* [TASK PROMPT]:
Print out every record exactly as it appears.

Dataset rows describing interfaces:
--- --- ---

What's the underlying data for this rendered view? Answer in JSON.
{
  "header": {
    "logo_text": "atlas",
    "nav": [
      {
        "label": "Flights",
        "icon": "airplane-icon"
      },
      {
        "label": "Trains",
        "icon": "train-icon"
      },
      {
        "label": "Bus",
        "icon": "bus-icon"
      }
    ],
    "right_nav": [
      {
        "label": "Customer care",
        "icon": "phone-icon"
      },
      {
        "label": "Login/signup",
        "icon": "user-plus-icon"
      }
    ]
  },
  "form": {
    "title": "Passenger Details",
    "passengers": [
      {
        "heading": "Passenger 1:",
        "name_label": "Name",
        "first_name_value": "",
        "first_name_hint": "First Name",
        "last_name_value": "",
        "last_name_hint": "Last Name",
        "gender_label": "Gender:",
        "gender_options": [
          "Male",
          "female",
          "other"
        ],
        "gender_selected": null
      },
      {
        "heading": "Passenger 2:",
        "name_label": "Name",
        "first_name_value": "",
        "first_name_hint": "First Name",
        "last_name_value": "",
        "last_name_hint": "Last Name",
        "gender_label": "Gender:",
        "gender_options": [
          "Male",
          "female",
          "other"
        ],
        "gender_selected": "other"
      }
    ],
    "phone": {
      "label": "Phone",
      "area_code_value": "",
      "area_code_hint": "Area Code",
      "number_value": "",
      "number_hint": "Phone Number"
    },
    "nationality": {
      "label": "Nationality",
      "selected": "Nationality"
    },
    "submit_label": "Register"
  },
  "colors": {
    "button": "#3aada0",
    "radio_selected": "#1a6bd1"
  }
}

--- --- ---

* [ANSWER TO THIS EXERCISE]:
What's the underlying data for this rendered view? Answer in JSON.
{
  "header": {
    "logo_text": "atlas",
    "nav": [
      {
        "label": "Flights",
        "icon": "airplane-icon"
      },
      {
        "label": "Trains",
        "icon": "train-icon"
      },
      {
        "label": "Bus",
        "icon": "bus-icon"
      }
    ],
    "right_nav": [
      {
        "label": "Customer care",
        "icon": "phone-icon"
      },
      {
        "label": "Login/signup",
        "icon": "user-plus-icon"
      }
    ]
  },
  "form": {
    "title": "Passenger Details",
    "passengers": [
      {
        "heading": "Passenger 1:",
        "name_label": "Name",
        "first_name_value": "",
        "first_name_hint": "First Name",
        "last_name_value": "",
        "last_name_hint": "Last Name",
        "gender_label": "Gender:",
        "gender_options": [
          "Male",
          "female",
          "other"
        ],
        "gender_selected": null
      },
      {
        "heading": "Passenger 2:",
        "name_label": "Name",
        "first_name_value": "",
        "first_name_hint": "First Name",
        "last_name_value": "",
        "last_name_hint": "Last Name",
        "gender_label": "Gender:",
        "gender_options": [
          "Male",
          "female",
          "other"
        ],
        "gender_selected": "other"
      }
    ],
    "phone": {
      "label": "Phone",
      "area_code_value": "",
      "area_code_hint": "Area Code",
      "number_value": "",
      "number_hint": "Phone Number"
    },
    "nationality": {
      "label": "Nationality",
      "selected": "Nationality"
    },
    "submit_label": "Register"
  },
  "colors": {
    "button": "#3aada0",
    "radio_selected": "#1a6bd1"
  }
}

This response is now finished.